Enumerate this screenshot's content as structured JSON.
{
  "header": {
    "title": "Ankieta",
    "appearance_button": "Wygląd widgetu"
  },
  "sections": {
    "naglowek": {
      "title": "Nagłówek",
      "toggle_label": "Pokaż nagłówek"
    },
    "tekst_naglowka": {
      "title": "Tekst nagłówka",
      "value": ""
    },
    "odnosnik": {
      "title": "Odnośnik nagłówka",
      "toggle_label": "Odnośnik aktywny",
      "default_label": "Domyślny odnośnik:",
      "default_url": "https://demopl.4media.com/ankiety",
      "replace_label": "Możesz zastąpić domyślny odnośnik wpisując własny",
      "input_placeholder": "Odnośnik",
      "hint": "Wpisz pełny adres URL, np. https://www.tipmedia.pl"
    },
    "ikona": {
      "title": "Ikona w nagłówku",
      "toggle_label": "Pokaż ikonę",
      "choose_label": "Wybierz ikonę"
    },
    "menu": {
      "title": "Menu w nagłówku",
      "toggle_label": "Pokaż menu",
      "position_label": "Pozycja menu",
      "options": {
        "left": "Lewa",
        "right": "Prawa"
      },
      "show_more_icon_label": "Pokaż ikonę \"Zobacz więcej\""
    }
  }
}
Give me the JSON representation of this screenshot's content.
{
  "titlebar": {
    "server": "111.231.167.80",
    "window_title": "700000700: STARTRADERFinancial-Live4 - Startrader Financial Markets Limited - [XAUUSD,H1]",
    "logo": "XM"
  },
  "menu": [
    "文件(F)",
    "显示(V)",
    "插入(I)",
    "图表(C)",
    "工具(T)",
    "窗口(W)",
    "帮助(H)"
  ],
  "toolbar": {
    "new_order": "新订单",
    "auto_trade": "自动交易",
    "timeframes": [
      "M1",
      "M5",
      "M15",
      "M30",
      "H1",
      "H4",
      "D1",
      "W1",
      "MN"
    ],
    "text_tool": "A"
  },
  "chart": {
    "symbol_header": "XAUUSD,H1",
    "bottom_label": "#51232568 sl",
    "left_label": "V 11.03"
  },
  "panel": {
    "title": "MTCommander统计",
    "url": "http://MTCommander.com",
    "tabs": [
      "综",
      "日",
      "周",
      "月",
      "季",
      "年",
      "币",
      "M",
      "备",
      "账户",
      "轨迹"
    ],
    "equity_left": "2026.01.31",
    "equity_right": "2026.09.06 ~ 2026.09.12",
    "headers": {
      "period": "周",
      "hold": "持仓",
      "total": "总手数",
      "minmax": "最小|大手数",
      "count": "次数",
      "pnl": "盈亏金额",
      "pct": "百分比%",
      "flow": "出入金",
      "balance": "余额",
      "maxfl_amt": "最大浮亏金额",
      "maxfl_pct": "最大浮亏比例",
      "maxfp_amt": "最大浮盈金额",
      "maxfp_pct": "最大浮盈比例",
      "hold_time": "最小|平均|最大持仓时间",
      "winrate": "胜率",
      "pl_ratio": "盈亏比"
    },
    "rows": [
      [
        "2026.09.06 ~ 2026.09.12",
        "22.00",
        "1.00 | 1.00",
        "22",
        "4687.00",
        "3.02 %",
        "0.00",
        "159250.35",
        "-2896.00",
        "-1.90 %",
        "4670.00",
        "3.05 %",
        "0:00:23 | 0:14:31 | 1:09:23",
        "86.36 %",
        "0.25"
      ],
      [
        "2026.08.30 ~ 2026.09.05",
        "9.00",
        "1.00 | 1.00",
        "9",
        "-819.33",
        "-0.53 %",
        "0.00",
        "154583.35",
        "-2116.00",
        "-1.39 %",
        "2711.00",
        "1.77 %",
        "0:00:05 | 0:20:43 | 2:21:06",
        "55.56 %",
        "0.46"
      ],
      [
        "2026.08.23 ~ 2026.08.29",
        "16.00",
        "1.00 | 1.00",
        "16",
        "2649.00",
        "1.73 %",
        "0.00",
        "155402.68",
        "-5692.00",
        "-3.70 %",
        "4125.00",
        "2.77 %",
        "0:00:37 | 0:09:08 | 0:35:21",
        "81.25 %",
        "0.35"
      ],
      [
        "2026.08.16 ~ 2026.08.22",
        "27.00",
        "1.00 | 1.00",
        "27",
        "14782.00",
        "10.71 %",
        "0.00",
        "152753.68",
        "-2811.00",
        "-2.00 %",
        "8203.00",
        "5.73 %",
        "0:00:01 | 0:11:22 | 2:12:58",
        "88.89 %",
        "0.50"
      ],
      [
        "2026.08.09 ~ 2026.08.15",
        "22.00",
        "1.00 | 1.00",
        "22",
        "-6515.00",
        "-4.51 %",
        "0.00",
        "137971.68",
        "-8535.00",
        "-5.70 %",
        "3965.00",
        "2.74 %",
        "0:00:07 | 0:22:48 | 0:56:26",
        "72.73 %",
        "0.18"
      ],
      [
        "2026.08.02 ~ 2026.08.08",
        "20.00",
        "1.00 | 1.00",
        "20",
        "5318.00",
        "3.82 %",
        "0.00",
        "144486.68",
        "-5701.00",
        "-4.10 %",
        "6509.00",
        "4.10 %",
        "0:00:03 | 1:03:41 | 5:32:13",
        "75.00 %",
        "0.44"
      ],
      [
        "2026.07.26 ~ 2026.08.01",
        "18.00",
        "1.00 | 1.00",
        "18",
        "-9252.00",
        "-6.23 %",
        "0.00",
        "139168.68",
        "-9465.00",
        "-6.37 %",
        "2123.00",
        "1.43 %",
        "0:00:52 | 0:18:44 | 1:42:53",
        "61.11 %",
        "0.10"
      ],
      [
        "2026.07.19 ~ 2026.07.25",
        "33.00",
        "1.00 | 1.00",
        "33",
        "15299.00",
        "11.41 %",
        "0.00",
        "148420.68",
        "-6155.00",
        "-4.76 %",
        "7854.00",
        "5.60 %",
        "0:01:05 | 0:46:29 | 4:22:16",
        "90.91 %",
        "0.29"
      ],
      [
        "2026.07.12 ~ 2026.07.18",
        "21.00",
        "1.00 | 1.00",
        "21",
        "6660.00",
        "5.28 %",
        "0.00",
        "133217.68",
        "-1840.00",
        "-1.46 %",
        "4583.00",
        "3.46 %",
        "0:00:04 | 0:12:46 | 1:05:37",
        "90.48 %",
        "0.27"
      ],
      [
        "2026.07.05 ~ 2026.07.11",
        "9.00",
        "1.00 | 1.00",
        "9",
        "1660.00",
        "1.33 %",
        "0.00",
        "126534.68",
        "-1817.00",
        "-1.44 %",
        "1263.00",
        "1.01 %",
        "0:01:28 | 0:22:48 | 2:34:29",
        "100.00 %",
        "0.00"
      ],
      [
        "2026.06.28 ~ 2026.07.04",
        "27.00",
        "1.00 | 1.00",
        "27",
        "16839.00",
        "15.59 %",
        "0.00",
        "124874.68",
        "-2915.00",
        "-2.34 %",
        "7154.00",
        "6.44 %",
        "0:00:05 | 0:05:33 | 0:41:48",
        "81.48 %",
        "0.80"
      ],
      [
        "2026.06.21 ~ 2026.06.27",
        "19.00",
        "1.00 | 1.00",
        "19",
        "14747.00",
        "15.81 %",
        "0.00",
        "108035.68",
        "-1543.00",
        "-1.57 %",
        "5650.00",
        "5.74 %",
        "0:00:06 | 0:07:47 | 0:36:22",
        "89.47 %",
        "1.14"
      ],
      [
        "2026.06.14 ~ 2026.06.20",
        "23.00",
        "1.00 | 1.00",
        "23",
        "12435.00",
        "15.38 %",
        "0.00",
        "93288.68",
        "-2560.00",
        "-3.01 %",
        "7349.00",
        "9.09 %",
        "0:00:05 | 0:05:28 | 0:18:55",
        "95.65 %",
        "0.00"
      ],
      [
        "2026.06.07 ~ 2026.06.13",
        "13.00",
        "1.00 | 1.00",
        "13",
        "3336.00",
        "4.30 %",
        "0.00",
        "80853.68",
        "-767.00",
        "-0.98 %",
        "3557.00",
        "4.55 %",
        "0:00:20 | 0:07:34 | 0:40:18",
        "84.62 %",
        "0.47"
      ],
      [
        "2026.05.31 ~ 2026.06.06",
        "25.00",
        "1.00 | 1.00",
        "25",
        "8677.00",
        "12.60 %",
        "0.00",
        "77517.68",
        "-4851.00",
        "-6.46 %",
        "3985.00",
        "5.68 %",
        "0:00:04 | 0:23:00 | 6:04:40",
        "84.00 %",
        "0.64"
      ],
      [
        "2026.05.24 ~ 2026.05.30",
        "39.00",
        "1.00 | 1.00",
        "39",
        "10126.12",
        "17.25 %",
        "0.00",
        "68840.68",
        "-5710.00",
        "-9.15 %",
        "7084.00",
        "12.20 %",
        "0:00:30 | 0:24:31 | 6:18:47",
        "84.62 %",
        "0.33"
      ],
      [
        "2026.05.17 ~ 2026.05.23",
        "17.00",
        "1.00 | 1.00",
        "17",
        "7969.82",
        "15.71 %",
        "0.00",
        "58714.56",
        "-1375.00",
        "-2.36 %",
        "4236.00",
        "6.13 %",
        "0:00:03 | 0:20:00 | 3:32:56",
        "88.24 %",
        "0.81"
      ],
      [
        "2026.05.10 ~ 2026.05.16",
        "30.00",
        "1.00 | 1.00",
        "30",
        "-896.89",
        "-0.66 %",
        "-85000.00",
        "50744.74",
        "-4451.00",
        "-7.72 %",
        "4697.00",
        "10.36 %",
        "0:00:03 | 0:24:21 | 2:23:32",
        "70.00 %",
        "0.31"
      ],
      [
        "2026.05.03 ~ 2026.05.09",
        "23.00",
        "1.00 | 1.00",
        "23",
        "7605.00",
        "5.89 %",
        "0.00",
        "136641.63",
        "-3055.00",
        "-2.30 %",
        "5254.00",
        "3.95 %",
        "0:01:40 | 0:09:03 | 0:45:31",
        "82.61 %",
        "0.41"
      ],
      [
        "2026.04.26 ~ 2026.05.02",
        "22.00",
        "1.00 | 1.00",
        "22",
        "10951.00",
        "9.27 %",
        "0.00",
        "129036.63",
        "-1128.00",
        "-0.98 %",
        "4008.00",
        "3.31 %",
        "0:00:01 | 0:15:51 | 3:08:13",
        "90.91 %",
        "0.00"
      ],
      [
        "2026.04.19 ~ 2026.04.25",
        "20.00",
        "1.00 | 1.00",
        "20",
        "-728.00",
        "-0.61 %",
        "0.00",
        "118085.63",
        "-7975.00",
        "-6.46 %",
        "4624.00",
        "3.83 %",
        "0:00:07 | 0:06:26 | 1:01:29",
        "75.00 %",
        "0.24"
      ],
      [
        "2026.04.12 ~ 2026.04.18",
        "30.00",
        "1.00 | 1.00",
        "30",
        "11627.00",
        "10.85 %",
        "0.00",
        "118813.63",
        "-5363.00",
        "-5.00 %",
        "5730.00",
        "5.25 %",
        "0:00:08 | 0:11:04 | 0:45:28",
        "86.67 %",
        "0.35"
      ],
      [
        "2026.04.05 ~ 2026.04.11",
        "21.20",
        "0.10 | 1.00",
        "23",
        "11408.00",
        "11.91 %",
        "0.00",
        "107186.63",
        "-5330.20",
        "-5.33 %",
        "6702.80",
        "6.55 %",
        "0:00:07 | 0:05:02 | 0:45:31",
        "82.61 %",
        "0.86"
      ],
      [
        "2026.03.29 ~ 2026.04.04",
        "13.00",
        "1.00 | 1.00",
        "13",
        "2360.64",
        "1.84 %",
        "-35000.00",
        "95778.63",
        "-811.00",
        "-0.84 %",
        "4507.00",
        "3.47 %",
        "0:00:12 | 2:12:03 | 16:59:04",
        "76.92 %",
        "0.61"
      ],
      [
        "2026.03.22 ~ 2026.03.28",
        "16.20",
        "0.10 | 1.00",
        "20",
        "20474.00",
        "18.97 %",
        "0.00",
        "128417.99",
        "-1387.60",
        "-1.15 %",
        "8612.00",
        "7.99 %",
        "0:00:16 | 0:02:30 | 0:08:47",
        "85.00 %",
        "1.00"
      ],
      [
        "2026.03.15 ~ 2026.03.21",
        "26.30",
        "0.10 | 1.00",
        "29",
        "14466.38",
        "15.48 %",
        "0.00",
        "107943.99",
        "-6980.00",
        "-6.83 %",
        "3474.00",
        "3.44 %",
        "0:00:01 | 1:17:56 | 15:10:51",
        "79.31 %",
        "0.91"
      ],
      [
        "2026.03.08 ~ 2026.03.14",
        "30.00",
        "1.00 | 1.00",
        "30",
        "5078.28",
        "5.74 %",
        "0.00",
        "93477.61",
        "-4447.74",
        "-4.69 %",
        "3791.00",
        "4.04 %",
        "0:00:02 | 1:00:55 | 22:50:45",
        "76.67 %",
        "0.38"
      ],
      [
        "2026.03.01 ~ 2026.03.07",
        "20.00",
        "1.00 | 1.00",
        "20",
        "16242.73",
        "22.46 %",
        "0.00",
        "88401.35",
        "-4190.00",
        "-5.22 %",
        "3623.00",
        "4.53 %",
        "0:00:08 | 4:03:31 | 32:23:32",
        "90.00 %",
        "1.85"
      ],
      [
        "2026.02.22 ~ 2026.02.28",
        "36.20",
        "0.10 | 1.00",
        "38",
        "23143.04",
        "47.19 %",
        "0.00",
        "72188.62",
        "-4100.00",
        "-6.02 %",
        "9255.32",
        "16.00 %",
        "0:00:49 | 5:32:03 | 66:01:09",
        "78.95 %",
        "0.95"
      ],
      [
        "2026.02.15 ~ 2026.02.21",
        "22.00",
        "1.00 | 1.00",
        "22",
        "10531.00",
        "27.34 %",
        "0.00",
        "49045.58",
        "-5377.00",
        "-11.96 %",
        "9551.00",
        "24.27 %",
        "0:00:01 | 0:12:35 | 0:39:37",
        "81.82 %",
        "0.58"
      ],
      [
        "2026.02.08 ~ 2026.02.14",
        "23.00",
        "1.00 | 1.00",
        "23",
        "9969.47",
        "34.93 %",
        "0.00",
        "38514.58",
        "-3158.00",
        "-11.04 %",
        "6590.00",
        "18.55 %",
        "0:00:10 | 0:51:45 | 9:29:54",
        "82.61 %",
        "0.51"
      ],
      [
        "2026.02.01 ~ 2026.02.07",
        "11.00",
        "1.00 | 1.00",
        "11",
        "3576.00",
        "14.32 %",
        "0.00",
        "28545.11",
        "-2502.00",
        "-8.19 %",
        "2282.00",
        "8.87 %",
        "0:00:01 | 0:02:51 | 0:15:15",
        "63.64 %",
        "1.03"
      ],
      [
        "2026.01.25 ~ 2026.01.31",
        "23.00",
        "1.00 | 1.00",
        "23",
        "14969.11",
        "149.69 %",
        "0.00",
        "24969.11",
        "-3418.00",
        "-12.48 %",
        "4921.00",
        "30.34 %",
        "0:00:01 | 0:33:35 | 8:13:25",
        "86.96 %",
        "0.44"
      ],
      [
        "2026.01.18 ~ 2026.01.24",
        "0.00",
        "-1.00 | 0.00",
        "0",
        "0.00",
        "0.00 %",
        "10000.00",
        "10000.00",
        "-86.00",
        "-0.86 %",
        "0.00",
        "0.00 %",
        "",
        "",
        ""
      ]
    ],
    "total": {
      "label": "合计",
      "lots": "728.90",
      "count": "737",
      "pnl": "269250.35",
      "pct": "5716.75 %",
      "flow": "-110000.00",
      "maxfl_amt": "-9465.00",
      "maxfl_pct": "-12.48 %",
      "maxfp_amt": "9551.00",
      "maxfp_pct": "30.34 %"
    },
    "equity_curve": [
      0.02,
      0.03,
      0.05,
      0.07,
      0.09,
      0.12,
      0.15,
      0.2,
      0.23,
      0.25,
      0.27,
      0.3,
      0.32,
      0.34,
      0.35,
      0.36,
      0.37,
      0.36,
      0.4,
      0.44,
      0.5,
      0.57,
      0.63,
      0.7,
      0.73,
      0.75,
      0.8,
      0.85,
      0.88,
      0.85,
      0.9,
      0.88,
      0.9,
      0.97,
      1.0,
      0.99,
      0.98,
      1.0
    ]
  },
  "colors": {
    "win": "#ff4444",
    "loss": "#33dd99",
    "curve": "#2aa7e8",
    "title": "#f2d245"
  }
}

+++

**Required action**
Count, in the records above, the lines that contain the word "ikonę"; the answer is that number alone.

**Solution to this problem**
3